New York Man Pleads Guilty To Theft Of Government Property And Money Laundering In Stolen Identity Refund Fraud Scheme
BOSTON – A New York man pleaded guilty today to theft of government property and money laundering in connection with a scheme to cash U.S. Treasury tax refund checks fraudulently obtained using the stolen identities of Puerto Rican residents.
Odalis Castillo-Lopez, 41, a citizen of the Dominican Republic and legal permanent U.S. resident, pleaded guilty before U.S. District Court Chief Judge Patti B. Saris to theft of government property and money laundering.
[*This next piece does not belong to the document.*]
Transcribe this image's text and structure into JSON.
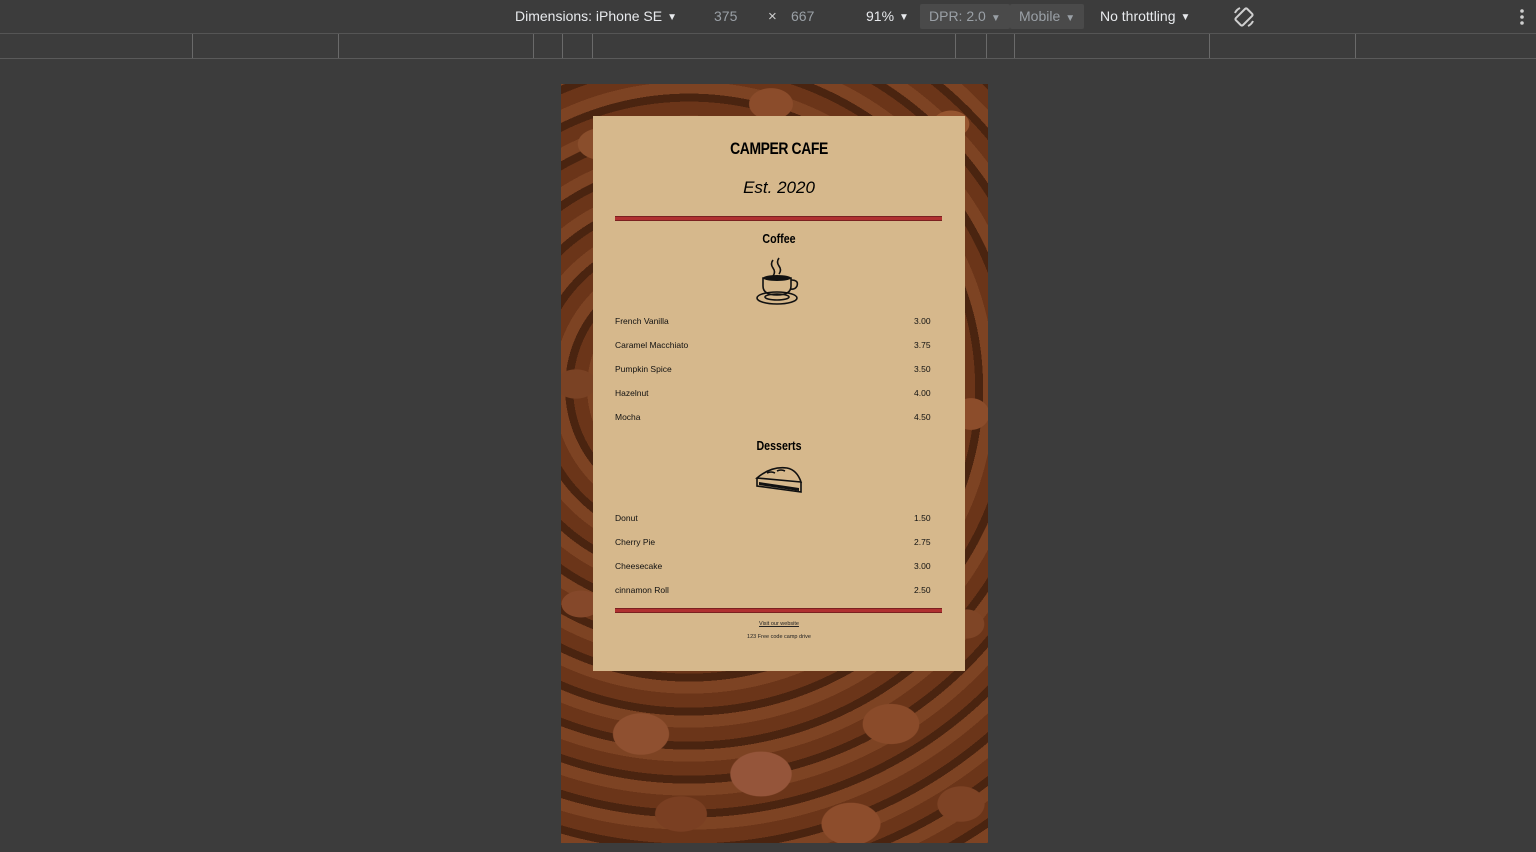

According to the documents filed in the case, the criminal conduct involved the attempted negotiation of U.S. Treasury income tax refund checks obtained in the name of stolen identities.
For the theft of government property charge, the statutory maximum penalty is 10 years in prison and a fine of up to $250,000. The statutory maximum penalty for the money laundering charge is 20 years in prison and a fine of up to $500,000. Chief Judge Saris scheduled sentencing for May 30 at 9:30 a.m.
United States Attorney Carmen M. Ortiz; Kathryn Keneally, Assistant Attorney General for Tax Division; William Offord, Special Agent in Charge of U.S. Internal Revenue Service Criminal Investigations; Bruce M. Foucart, Special Agent in Charge of ICE’s Homeland Security Investigations in Boston; and Steven D. Ricciardi, Special Agent in Charge of U.S. Secret Service in Boston made the announcement today. Senior Litigation Counsel Corey J. Smith of the Justice Department’s Tax Division is prosecuting the case.